What was left of the Goleta slough would be spared. Moving forward, the slough would be looked at in different light. No longer an eyesore that needed to be developed, it became a natural environment to be protected.
In 1982, the City of Santa Barbara officially recognized the importance of the slough and prepared the Airport/Goleta Slough Coastal Plan. The following year the property was designated as an ecological reserve by the Fish and Game Commission. In 1987, 440 acres of Goleta slough became the Goleta Slough Ecological Reserve and is managed by the California Department of Fish and Wildlife.
Finally, in 2007, approximately 160 acres were named the Goleta Slough State Marine Conservation Area including the area below the mean high tide line in Goleta Slough and Atascadero Creek. This area is designated a “no take” zone, where no marine life may be taken or caught. This effectively saved all the remaining slough for future generations.

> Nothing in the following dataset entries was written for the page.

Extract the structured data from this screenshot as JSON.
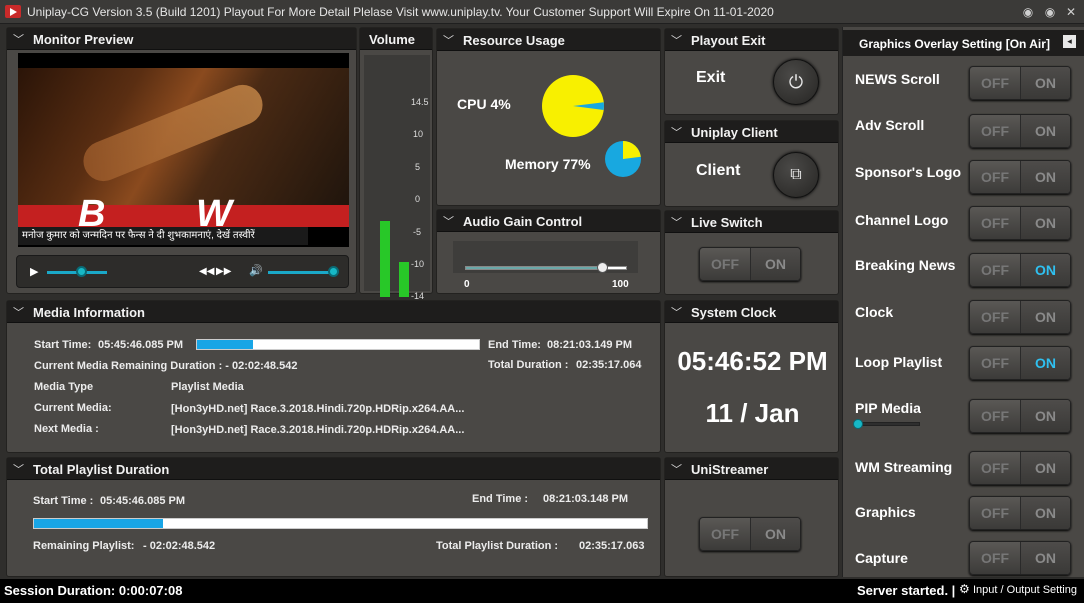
{
  "app": {
    "title": "Uniplay-CG Version 3.5 (Build 1201) Playout For More Detail Plelase Visit www.uniplay.tv. Your Customer Support Will Expire On 11-01-2020"
  },
  "monitor": {
    "title": "Monitor Preview",
    "ticker": "मनोज कुमार को जन्मदिन पर फैन्स ने दी शुभकामनाएं, देखें तस्वीरें",
    "overlay_letters": "B W"
  },
  "volume": {
    "title": "Volume",
    "scale": [
      "14.5",
      "10",
      "5",
      "0",
      "-5",
      "-10",
      "-14"
    ],
    "level_left": 0.32,
    "level_right": 0.15
  },
  "resource": {
    "title": "Resource Usage",
    "cpu_label": "CPU 4%",
    "cpu_percent": 4,
    "memory_label": "Memory 77%",
    "memory_percent": 77
  },
  "audio_gain": {
    "title": "Audio Gain Control",
    "min": "0",
    "max": "100",
    "value": 85
  },
  "playout_exit": {
    "title": "Playout Exit",
    "label": "Exit"
  },
  "uniplay_client": {
    "title": "Uniplay Client",
    "label": "Client"
  },
  "live_switch": {
    "title": "Live Switch",
    "off": "OFF",
    "on": "ON"
  },
  "system_clock": {
    "title": "System Clock",
    "time": "05:46:52 PM",
    "date": "11 / Jan"
  },
  "unistreamer": {
    "title": "UniStreamer",
    "off": "OFF",
    "on": "ON"
  },
  "media_info": {
    "title": "Media Information",
    "start_label": "Start Time:",
    "start_value": "05:45:46.085 PM",
    "end_label": "End Time:",
    "end_value": "08:21:03.149 PM",
    "progress_percent": 20,
    "remaining": "Current Media Remaining Duration : - 02:02:48.542",
    "total_label": "Total Duration :",
    "total_value": "02:35:17.064",
    "type_label": "Media Type",
    "type_value": "Playlist Media",
    "current_label": "Current Media:",
    "current_value": "[Hon3yHD.net] Race.3.2018.Hindi.720p.HDRip.x264.AA...",
    "next_label": "Next Media :",
    "next_value": "[Hon3yHD.net] Race.3.2018.Hindi.720p.HDRip.x264.AA..."
  },
  "playlist": {
    "title": "Total Playlist Duration",
    "start_label": "Start Time :",
    "start_value": "05:45:46.085 PM",
    "end_label": "End Time :",
    "end_value": "08:21:03.148 PM",
    "progress_percent": 21,
    "remaining_label": "Remaining Playlist:",
    "remaining_value": "- 02:02:48.542",
    "total_label": "Total Playlist Duration :",
    "total_value": "02:35:17.063"
  },
  "graphics": {
    "title": "Graphics Overlay Setting [On Air]",
    "off": "OFF",
    "on": "ON",
    "items": [
      {
        "label": "NEWS Scroll",
        "on": false
      },
      {
        "label": "Adv Scroll",
        "on": false
      },
      {
        "label": "Sponsor's Logo",
        "on": false
      },
      {
        "label": "Channel Logo",
        "on": false
      },
      {
        "label": "Breaking News",
        "on": true
      },
      {
        "label": "Clock",
        "on": false
      },
      {
        "label": "Loop Playlist",
        "on": true
      },
      {
        "label": "PIP Media",
        "on": false
      },
      {
        "label": "WM Streaming",
        "on": false
      },
      {
        "label": "Graphics",
        "on": false
      },
      {
        "label": "Capture",
        "on": false
      }
    ]
  },
  "status": {
    "session": "Session Duration: 0:00:07:08",
    "server": "Server started. |",
    "io": "Input / Output Setting"
  }
}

In his 1984 book, historian Justin Ruhge let his imagination run wild with the possibility that the Spanish had chosen the Goleta Slough as the location for their presidio and mission. This is his rendition of Santa Barbara being built at the Goleta Slough. I’ll take good old Goleta any day…
Occasionally, when we get some rain and the mouth has not yet broken open, the slough appears to return to some of its former glory.
But it’s glory is short lived, as the airport staying dry is of the ultimate importance.
But every few decades, we get a serious rainstorm, and Mother Nature reminds us who’s really in charge.
The Goleta Slough may not be one of the Seven Wonders of the World, it certainly has blazed an impressive trail through history. And amazingly, it has withstood centuries of man’s desire to change and develop the natural world.
Thankfully, humans are beginning to realize the value of our natural environment. Today what’s left of the Goleta Slough is a critical coastal salt marsh habitat. A natural home to countless birds, mammals, reptiles and insects, all playing a part in our world.
So take a break and head down to Goleta Beach, park where the Sextons and the Smiths used to camp. Try to imagine a busy village on Mescaltitlan Island, take a little walk where multiple ships ran aground trying to navigate the narrow entrance, and appreciate the natural beauty of our Goleta Slough.
I highly recommend this book by Justin Ruhge, Goleta- Pueblo de las Islas. If you can find a copy, buy it.
Sources: Justin Ruhge, Bud Rinker, Walker Tompkins, Wikimedia, Goleta Valley Historical Society, David Banks Rogers, Michael Glassow, Santa Barbara Museum of Natural History, Santa Ynez Valley News, Adam Lewis, Lompoc Record, Los Angeles Times, California Department of Fish and Wildlife, John Anderson, Santa Barbara News Press
Categories: Goleta History